*** Begin section ***

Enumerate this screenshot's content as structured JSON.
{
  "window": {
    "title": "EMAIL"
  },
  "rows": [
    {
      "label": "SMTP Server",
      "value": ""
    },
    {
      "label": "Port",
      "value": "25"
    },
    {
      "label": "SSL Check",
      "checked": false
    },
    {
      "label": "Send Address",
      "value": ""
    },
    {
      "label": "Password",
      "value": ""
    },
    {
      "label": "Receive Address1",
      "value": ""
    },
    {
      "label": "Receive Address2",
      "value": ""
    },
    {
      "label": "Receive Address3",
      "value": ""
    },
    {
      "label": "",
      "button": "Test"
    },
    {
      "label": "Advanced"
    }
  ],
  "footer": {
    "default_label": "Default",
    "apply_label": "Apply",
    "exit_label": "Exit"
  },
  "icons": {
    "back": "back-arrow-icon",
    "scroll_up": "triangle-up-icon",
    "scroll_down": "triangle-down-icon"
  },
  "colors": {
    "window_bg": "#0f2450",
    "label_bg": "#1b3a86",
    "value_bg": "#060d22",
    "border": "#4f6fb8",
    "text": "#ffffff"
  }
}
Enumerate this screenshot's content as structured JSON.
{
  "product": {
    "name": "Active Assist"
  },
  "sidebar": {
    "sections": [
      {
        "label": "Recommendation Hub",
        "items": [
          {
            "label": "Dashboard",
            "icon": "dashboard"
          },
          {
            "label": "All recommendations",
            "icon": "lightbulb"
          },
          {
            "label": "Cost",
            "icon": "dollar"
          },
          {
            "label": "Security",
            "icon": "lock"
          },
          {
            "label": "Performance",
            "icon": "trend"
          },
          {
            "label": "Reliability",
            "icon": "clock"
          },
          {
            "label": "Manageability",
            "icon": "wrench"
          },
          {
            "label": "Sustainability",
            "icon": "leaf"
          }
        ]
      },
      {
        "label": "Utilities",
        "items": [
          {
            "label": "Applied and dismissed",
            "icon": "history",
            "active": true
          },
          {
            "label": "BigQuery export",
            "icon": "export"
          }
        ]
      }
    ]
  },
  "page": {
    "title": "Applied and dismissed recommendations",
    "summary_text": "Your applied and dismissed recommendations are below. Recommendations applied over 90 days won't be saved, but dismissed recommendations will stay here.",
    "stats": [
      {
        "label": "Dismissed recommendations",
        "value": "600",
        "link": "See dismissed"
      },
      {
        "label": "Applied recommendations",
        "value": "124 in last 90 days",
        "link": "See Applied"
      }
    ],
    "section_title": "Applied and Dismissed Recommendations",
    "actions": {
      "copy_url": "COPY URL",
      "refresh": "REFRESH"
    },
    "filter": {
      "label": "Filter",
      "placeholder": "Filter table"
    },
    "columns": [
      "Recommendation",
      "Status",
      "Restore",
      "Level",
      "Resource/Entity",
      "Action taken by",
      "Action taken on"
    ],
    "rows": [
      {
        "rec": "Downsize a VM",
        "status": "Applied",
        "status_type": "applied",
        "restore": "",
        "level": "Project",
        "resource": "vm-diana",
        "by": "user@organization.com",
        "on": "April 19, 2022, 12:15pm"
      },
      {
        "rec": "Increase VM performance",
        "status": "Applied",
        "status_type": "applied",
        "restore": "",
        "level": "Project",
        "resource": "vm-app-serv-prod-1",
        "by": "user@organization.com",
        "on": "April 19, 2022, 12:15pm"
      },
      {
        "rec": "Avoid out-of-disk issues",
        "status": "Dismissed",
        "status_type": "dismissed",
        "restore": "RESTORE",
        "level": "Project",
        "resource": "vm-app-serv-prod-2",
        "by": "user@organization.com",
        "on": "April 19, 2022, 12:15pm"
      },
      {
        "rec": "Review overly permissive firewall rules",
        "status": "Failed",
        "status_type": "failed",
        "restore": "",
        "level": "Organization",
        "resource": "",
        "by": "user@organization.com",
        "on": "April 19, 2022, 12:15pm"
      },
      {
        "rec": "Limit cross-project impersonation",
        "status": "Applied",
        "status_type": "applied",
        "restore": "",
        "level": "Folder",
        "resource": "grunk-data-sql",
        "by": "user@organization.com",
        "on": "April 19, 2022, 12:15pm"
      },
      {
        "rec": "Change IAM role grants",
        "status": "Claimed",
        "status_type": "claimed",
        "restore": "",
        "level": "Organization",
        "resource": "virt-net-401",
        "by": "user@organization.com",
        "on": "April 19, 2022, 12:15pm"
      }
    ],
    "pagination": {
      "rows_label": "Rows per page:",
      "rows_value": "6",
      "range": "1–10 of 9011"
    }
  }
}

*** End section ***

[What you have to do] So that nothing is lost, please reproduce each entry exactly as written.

[Task answer]
Enumerate this screenshot's content as structured JSON.
{
  "window": {
    "title": "EMAIL"
  },
  "rows": [
    {
      "label": "SMTP Server",
      "value": ""
    },
    {
      "label": "Port",
      "value": "25"
    },
    {
      "label": "SSL Check",
      "checked": false
    },
    {
      "label": "Send Address",
      "value": ""
    },
    {
      "label": "Password",
      "value": ""
    },
    {
      "label": "Receive Address1",
      "value": ""
    },
    {
      "label": "Receive Address2",
      "value": ""
    },
    {
      "label": "Receive Address3",
      "value": ""
    },
    {
      "label": "",
      "button": "Test"
    },
    {
      "label": "Advanced"
    }
  ],
  "footer": {
    "default_label": "Default",
    "apply_label": "Apply",
    "exit_label": "Exit"
  },
  "icons": {
    "back": "back-arrow-icon",
    "scroll_up": "triangle-up-icon",
    "scroll_down": "triangle-down-icon"
  },
  "colors": {
    "window_bg": "#0f2450",
    "label_bg": "#1b3a86",
    "value_bg": "#060d22",
    "border": "#4f6fb8",
    "text": "#ffffff"
  }
}
Enumerate this screenshot's content as structured JSON.
{
  "product": {
    "name": "Active Assist"
  },
  "sidebar": {
    "sections": [
      {
        "label": "Recommendation Hub",
        "items": [
          {
            "label": "Dashboard",
            "icon": "dashboard"
          },
          {
            "label": "All recommendations",
            "icon": "lightbulb"
          },
          {
            "label": "Cost",
            "icon": "dollar"
          },
          {
            "label": "Security",
            "icon": "lock"
          },
          {
            "label": "Performance",
            "icon": "trend"
          },
          {
            "label": "Reliability",
            "icon": "clock"
          },
          {
            "label": "Manageability",
            "icon": "wrench"
          },
          {
            "label": "Sustainability",
            "icon": "leaf"
          }
        ]
      },
      {
        "label": "Utilities",
        "items": [
          {
            "label": "Applied and dismissed",
            "icon": "history",
            "active": true
          },
          {
            "label": "BigQuery export",
            "icon": "export"
          }
        ]
      }
    ]
  },
  "page": {
    "title": "Applied and dismissed recommendations",
    "summary_text": "Your applied and dismissed recommendations are below. Recommendations applied over 90 days won't be saved, but dismissed recommendations will stay here.",
    "stats": [
      {
        "label": "Dismissed recommendations",
        "value": "600",
        "link": "See dismissed"
      },
      {
        "label": "Applied recommendations",
        "value": "124 in last 90 days",
        "link": "See Applied"
      }
    ],
    "section_title": "Applied and Dismissed Recommendations",
    "actions": {
      "copy_url": "COPY URL",
      "refresh": "REFRESH"
    },
    "filter": {
      "label": "Filter",
      "placeholder": "Filter table"
    },
    "columns": [
      "Recommendation",
      "Status",
      "Restore",
      "Level",
      "Resource/Entity",
      "Action taken by",
      "Action taken on"
    ],
    "rows": [
      {
        "rec": "Downsize a VM",
        "status": "Applied",
        "status_type": "applied",
        "restore": "",
        "level": "Project",
        "resource": "vm-diana",
        "by": "user@organization.com",
        "on": "April 19, 2022, 12:15pm"
      },
      {
        "rec": "Increase VM performance",
        "status": "Applied",
        "status_type": "applied",
        "restore": "",
        "level": "Project",
        "resource": "vm-app-serv-prod-1",
        "by": "user@organization.com",
        "on": "April 19, 2022, 12:15pm"
      },
      {
        "rec": "Avoid out-of-disk issues",
        "status": "Dismissed",
        "status_type": "dismissed",
        "restore": "RESTORE",
        "level": "Project",
        "resource": "vm-app-serv-prod-2",
        "by": "user@organization.com",
        "on": "April 19, 2022, 12:15pm"
      },
      {
        "rec": "Review overly permissive firewall rules",
        "status": "Failed",
        "status_type": "failed",
        "restore": "",
        "level": "Organization",
        "resource": "",
        "by": "user@organization.com",
        "on": "April 19, 2022, 12:15pm"
      },
      {
        "rec": "Limit cross-project impersonation",
        "status": "Applied",
        "status_type": "applied",
        "restore": "",
        "level": "Folder",
        "resource": "grunk-data-sql",
        "by": "user@organization.com",
        "on": "April 19, 2022, 12:15pm"
      },
      {
        "rec": "Change IAM role grants",
        "status": "Claimed",
        "status_type": "claimed",
        "restore": "",
        "level": "Organization",
        "resource": "virt-net-401",
        "by": "user@organization.com",
        "on": "April 19, 2022, 12:15pm"
      }
    ],
    "pagination": {
      "rows_label": "Rows per page:",
      "rows_value": "6",
      "range": "1–10 of 9011"
    }
  }
}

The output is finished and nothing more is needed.